Problem requirements ▸ Every line in the records below with the string "bottom" needs to be copied out.

(Data for this task begins)

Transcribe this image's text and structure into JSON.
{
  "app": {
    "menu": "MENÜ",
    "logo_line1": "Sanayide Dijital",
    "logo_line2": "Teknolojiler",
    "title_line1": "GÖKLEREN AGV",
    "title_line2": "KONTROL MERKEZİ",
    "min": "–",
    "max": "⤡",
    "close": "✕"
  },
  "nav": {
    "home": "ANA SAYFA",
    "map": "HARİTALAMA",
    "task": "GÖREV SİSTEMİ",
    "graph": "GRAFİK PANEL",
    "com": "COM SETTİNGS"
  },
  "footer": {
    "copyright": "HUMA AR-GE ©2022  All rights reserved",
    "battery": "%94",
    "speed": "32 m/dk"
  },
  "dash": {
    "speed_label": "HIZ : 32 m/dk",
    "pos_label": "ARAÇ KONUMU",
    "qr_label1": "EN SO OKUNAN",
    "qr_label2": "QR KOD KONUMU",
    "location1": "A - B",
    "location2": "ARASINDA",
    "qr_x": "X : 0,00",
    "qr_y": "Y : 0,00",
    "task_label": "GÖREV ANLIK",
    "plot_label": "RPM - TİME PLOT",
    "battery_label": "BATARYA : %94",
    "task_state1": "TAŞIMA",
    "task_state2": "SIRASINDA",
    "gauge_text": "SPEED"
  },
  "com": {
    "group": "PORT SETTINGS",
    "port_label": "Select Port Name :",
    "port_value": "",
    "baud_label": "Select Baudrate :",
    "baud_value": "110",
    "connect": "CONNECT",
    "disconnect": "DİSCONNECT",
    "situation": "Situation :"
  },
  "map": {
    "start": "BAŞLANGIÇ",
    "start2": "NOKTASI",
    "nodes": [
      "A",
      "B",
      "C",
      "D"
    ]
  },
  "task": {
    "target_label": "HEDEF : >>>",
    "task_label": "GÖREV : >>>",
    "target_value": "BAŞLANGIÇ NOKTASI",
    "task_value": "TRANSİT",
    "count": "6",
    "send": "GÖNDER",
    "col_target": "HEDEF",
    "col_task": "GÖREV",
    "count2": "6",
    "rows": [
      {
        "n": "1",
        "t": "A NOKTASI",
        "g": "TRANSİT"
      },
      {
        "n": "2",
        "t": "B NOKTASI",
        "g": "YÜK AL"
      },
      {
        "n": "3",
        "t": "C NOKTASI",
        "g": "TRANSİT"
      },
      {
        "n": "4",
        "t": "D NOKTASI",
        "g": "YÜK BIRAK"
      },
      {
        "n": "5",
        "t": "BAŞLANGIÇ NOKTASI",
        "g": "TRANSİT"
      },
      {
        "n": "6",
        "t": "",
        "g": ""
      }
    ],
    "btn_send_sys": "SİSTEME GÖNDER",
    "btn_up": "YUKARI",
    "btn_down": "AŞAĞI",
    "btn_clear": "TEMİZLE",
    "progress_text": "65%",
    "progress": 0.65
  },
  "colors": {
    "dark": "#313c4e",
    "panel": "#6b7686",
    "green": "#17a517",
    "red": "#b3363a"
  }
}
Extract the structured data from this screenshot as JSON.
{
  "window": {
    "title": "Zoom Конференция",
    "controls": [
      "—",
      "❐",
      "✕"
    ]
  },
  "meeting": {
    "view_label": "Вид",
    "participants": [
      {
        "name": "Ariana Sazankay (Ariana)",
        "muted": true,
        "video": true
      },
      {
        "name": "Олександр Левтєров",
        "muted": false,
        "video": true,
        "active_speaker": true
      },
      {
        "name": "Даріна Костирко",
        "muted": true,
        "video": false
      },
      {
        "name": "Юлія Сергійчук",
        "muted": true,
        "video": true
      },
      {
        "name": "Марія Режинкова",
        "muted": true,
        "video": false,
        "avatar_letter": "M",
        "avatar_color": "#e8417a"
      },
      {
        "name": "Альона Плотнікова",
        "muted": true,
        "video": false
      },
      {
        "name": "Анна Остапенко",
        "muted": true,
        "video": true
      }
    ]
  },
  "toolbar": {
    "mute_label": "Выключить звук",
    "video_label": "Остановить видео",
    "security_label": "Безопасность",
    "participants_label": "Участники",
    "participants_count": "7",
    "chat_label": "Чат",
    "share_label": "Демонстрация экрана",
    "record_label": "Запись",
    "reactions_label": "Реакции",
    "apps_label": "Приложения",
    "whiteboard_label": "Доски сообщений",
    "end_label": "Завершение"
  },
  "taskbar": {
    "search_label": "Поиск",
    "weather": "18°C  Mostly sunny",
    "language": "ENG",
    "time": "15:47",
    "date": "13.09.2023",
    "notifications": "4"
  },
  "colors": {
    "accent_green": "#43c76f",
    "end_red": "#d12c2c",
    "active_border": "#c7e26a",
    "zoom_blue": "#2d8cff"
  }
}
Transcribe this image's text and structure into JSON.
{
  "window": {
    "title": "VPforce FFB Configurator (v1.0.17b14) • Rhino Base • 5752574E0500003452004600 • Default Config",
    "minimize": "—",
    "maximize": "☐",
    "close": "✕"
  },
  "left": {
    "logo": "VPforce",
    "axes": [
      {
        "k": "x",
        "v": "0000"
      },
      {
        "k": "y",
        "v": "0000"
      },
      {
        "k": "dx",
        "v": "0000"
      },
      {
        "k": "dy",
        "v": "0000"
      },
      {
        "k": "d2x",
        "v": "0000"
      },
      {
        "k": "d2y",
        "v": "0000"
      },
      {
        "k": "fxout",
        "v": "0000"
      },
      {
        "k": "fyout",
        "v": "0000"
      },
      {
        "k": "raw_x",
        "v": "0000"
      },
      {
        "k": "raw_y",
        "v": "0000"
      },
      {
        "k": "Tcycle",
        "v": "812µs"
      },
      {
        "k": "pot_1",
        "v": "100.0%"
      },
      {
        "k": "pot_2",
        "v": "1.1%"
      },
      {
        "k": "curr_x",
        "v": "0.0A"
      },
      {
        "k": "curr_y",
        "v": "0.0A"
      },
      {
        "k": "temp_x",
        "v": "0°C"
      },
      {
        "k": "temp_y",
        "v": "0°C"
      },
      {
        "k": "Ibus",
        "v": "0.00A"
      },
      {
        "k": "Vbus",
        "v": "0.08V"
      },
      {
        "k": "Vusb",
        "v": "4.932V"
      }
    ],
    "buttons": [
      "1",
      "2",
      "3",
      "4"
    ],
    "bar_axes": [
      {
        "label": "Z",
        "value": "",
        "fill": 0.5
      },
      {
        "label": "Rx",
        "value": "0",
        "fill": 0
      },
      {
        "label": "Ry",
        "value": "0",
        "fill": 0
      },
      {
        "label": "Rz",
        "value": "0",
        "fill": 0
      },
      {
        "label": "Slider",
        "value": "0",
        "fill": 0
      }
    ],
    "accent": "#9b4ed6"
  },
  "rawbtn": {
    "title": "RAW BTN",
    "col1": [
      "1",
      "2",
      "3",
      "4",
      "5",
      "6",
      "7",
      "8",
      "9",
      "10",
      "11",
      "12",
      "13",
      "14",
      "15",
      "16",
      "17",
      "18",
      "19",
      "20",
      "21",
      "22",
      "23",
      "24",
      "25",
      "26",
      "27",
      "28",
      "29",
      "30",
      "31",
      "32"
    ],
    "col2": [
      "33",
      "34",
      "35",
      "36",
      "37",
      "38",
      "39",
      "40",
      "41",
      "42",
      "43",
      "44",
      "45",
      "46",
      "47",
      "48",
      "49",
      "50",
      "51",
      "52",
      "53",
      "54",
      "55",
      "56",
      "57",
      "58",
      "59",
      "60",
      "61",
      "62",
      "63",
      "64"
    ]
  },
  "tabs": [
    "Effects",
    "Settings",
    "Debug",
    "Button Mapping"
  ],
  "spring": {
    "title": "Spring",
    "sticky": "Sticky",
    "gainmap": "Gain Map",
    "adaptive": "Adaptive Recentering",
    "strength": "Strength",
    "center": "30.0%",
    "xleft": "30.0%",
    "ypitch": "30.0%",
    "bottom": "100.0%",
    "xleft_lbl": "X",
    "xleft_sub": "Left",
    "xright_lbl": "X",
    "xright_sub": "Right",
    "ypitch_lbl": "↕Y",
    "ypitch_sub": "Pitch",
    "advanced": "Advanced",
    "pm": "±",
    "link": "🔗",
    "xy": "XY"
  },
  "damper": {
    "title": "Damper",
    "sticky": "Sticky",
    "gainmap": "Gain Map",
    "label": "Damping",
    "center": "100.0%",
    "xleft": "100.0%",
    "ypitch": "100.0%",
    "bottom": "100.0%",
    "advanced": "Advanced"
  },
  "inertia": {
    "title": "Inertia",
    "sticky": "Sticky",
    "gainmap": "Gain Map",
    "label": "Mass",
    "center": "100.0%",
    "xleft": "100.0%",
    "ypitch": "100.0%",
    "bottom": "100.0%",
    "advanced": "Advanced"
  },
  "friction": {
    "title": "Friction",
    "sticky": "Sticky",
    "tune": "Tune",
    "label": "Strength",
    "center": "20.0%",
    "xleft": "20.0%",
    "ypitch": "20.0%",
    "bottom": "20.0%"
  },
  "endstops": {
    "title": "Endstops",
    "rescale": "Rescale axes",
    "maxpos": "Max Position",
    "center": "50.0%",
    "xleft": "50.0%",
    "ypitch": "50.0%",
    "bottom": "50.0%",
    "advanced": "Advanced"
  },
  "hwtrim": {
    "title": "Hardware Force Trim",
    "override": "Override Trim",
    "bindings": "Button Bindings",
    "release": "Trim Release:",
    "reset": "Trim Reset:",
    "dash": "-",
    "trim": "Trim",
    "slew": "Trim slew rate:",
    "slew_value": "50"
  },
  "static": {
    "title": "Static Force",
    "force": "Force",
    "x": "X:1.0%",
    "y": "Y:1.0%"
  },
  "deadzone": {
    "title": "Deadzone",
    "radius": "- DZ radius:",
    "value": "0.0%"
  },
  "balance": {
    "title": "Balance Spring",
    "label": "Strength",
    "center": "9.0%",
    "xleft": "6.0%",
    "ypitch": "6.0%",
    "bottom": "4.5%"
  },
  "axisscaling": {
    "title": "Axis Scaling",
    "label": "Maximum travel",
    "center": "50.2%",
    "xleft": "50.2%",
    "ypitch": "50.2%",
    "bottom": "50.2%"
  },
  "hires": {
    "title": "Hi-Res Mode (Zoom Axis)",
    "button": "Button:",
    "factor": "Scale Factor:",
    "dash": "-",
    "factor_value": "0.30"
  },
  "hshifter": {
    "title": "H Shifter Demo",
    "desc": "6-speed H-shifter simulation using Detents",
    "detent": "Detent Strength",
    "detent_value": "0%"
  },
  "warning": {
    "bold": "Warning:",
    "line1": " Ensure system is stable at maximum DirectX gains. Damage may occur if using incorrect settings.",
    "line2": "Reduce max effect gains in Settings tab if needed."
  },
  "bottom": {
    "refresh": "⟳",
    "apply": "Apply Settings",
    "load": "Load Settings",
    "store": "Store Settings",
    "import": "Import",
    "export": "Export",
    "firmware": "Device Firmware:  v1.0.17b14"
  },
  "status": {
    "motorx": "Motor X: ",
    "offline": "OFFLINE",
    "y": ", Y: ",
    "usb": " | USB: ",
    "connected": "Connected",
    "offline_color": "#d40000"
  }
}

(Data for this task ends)

Answer section ▸
    "bottom": "100.0%",
    "bottom": "100.0%",
    "bottom": "100.0%",
    "bottom": "20.0%"
    "bottom": "50.0%",
    "bottom": "4.5%"
    "bottom": "50.2%"
  "bottom": {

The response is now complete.